Stored dataset items:
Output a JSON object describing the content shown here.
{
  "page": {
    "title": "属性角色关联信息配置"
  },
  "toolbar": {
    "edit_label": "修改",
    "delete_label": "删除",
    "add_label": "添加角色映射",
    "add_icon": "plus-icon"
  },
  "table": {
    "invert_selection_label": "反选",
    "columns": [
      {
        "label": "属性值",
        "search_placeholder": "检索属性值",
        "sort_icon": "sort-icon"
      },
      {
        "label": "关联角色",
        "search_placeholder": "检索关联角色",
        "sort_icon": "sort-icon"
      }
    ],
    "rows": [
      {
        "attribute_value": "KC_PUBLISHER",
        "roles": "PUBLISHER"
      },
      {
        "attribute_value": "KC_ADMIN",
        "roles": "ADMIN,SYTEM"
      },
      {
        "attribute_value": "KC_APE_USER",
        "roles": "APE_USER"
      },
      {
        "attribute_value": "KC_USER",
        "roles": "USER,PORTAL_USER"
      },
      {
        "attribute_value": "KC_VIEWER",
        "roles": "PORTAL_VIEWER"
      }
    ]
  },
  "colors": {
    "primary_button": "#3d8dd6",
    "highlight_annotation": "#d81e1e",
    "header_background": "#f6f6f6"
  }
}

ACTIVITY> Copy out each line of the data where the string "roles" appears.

SOLUTION>
        "roles": "PUBLISHER"
        "roles": "ADMIN,SYTEM"
        "roles": "APE_USER"
        "roles": "USER,PORTAL_USER"
        "roles": "PORTAL_VIEWER"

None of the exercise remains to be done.